JONNY SINGER is disappointed by a potentially-excellent musical which unfortunately couldn’t bring its long-game in outdoor conditions.
Emmanuel College, 21st-23rd June, 2.30pm, £6-8
Directed by Liane Grant
A beautiful day in a gorgeous section of Emma gardens in May Week, watching a musical in the sunshine. Even more fitting, a musical about the upper classes being overly decadent. What could be better?
Well, as it turned out, actually quite a lot. Unfortunately a production with such potential, and a really excellent cast, just didn’t quite work. Undoubtedly the ingredients were all there, it was just very difficult to find them.
What makes Cole Porter’s musicals so wonderful is the cleverness of the lyrics, recurring themes with slightly modified words which make you laugh throughout. The momentum drops somewhat when you can only hear every third word.
Putting on a musical is difficult enough as it is. Attempting to perform it outside, without microphones and just metres away from a road is theatrical suicide.
It was a real shame, because there were plenty of strong performances. The two leads, Tracy Lord (Victoria Rigby) and Dexter Haven (Mateo Oxley) were excellent, and mastered the art of being heard better than most.
Charlotte Reid gave an excellent portrayal of a spoiled upper class child with a bit of wit, while Neill Campbell grew into the part of Uncle Willie to give a wonderful second half performance.
The only downside was the casting of Rory Stallibrass as the humourless ‘working class’ boy George Kittredge. Stallibrass is a strong singer and usually an excellent actor, but he is better suited to happier parts, and could scarcely keep a smile from his face, totally out of keeping with his character.
But from the very first number the problems were not with the acting. You could feel the unease in the audience as we realised (and particularly those sitting on the benches at the back) that we were not going to be able to hear most of what went on.
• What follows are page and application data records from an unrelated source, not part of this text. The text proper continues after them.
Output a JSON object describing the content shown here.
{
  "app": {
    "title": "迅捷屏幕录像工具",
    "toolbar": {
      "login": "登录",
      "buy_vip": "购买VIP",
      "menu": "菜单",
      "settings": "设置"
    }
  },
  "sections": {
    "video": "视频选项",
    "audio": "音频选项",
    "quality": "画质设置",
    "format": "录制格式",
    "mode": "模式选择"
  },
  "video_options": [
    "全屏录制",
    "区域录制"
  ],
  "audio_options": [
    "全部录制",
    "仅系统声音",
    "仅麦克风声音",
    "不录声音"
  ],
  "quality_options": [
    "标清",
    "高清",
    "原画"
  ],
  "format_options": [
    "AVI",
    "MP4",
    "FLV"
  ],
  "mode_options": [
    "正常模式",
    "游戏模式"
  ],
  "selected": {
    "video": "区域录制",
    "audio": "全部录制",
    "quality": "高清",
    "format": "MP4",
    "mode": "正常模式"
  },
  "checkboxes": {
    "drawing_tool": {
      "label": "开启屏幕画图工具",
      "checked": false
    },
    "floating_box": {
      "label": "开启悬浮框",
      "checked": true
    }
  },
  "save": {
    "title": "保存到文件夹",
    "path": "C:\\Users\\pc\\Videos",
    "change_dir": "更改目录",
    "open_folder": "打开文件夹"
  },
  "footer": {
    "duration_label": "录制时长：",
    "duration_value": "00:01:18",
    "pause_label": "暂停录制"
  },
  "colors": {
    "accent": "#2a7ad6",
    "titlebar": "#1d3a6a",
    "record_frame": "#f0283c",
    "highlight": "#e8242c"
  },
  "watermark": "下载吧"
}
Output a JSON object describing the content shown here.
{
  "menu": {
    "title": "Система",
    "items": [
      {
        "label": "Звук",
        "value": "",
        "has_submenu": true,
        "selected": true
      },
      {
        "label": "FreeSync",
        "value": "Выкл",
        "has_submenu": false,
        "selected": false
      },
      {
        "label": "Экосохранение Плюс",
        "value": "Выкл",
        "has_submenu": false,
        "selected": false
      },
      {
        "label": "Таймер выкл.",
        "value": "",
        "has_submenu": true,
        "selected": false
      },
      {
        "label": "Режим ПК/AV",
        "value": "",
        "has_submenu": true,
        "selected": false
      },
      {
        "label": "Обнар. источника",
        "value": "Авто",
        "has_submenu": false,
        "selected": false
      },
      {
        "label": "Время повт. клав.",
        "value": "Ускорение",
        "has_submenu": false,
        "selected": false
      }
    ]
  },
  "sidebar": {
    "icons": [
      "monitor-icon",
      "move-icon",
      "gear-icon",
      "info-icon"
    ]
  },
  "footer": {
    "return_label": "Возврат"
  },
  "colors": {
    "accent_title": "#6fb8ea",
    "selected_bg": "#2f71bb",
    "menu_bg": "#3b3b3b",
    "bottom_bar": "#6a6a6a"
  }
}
‘Who wants to be a millionaire’ is a fabulous song, in which every rhyme is a good one. And the first verse was wonderful, Laurie Stevens capturing the humour and the emotion. But then the song turned to the back corner of the stage, and the rest was lost.
I’m still not sure if the positioning of the ‘presents tent’ was necessary, or if the choreography which saw them gravitate towards it added anything. But what was lost, every subsequent line, was certainly too high a price to pay.
What was clearly audible was the band, which was the one of the best things about this production. Being able to see the source of the music was actually quite refreshing and really makes you realise how talented the musicians have to be. The level of doubling required in so many musicals was clear for all to view, and even if one were to question the talent levels needed to double viola and percussion, it was a revealing insight into the workings of the ‘other side’ of musical theatre.
This then, was a potential 5 star show which let itself down in its choice of outdoor location. If I keep coming back to the poor quality of sound that is only because it was not only the overwhelming flaw but indeed the overwhelming feature of the production.
I would truly love to see it put on at the ADC in the near future with a similar cast, direction, choreography and band. It could be magnificent. And you might be able to hear it.